What employees are eligible for Tacoma's voter-approved minimum wage? 

All employees that work within Tacoma city limits for 80 or more hours per year are covered by the new minimum wage, except for a few uncommon exceptions outlined below.

Are any employees exempt from Tacoma's minimum wage?

State minimum wage laws will continue to apply to employees under the age of 16 as well as workers covered by special state certificates issued according to RCW 49.46.060 (disabled workers, learners, student learners, apprentices, student workers, etc.).

Do small businesses and non-profits have to pay the voter-approved minimum wage?

Yes. All employers (private, non-profit, and government) with qualifying employees will need to begin paying the new minimum wage on February 1, 2016, with the exception of federal government and tribal government entities. There are no exemptions based on the size of the business, the number of employees, or where the company's headquarters is located. 

Do tips or gratuities count as part of Tacoma minimum wage?

No. Just like under state law, tips do not count as wages. 

Does the law include allowing employers to pay a lower wage while employees are doing on-the-job training?

No. The Ordinance sets one minimum wage for all work performed within Tacoma.

Are there other responsibilities for employers under the voter-approved law?

Yes. Employers are required to provide notice of the City of Tacoma minimum wage requirement to their employees. The city has created a model notice to help employers meet this requirement. Employers are required to keep records documenting hours worked in the City of Tacoma and the wages paid for those hours, and employers certify that they are in compliance when applying for or renewing their business license.
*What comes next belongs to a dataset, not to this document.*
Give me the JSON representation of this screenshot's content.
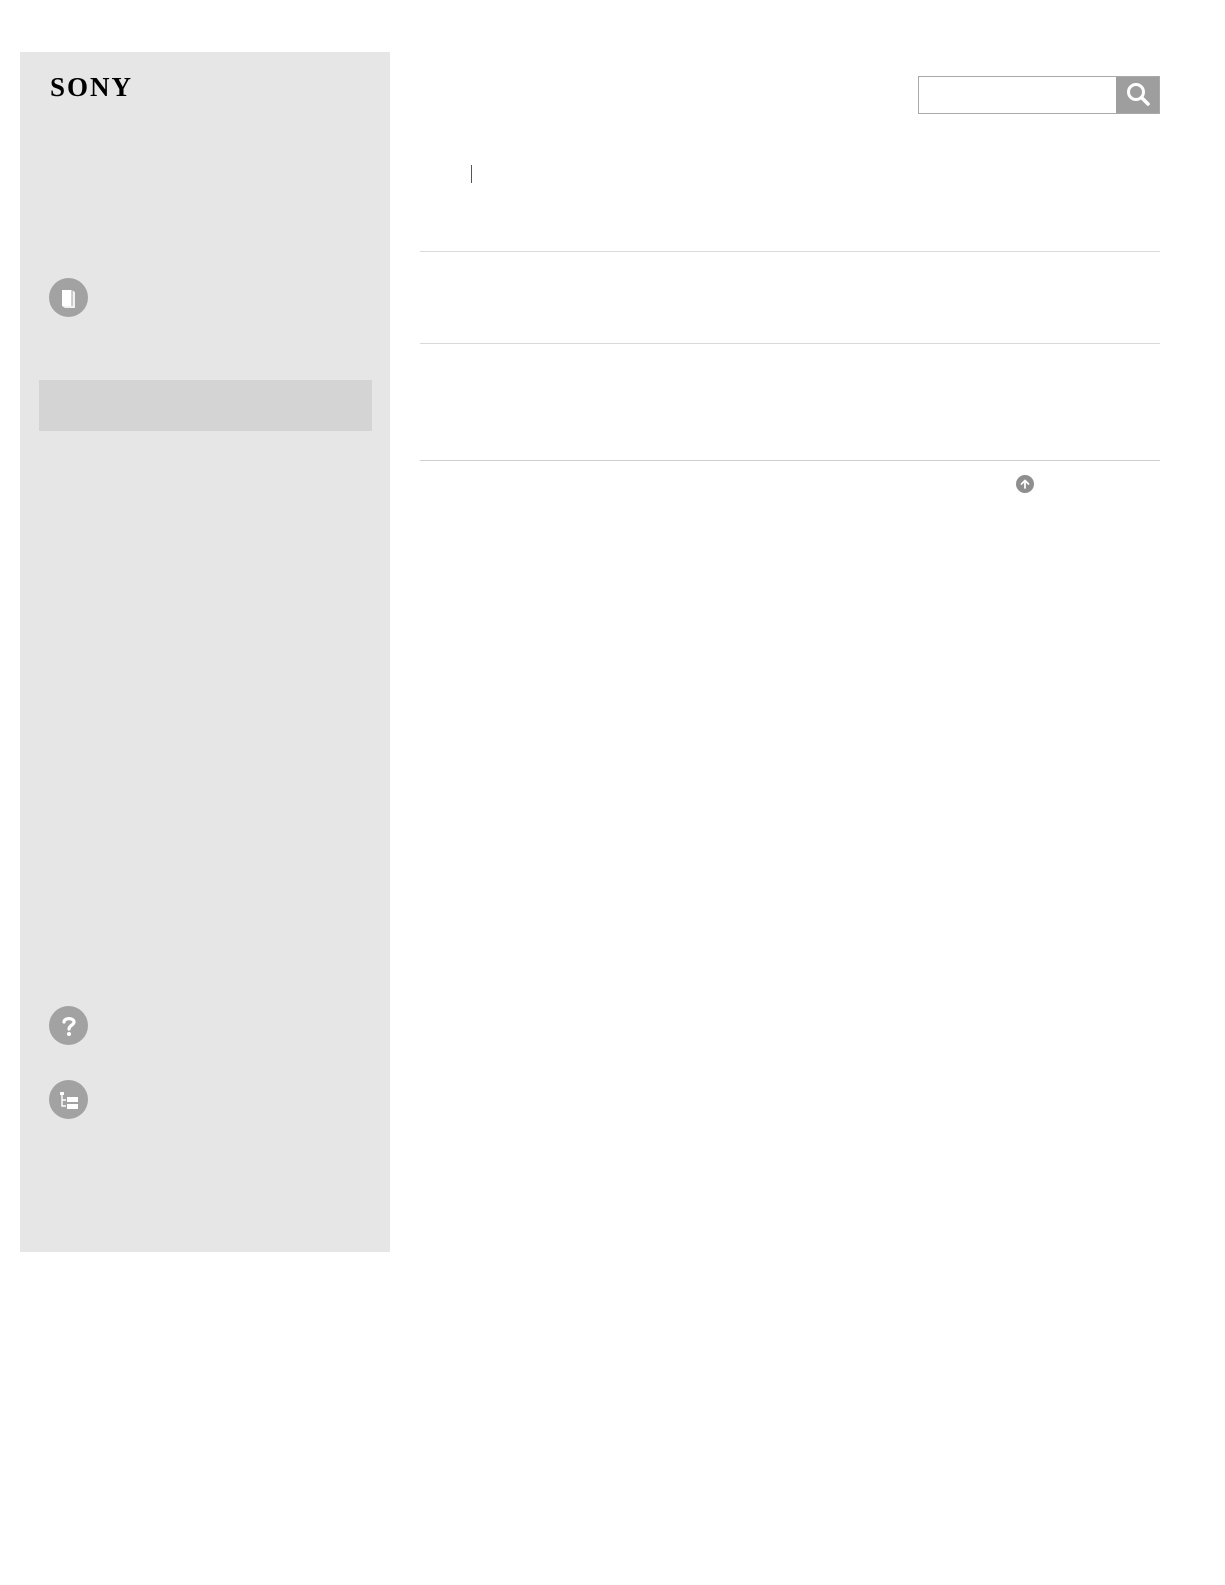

Does the new minimum wage phase in?

Yes. The $12 per hour minimum wage is phased in over two years. The voter-approved Ballot Measure included the following schedule for increases:
  • $10.35 per hour on February 1, 2016 (the same effective date as the Paid Leave Ordinance passed in January 2015)

  • $11.15 per hour on January 1, 2017

  • $12 per hour on January 1, 2018

  • Adjusted annually by the rate of inflation beginning January 1, 2019

What do I do if I am being paid less than the minimum wage?

Information on how to report a violation of the Minimum Wage Ordinance can be found on the Employment Standards Enforcement web page. When a complaint is received, a company-wide investigation is opened to ensure that all employees are earning minimum wage and/or paid leave time. To learn more about confidentiality when reporting a violation, call us at (253) 591-5306. There are no fees for any employment standards services, and investigations do not include questions about workers' immigration status.

Retaliation is prohibited by Initiative Measure No. 1B.

It is a violation of the Initiative for an employer or any other person to interfere with, restrain, or deny the exercise of any right protected under the City’s Minimum Wage law.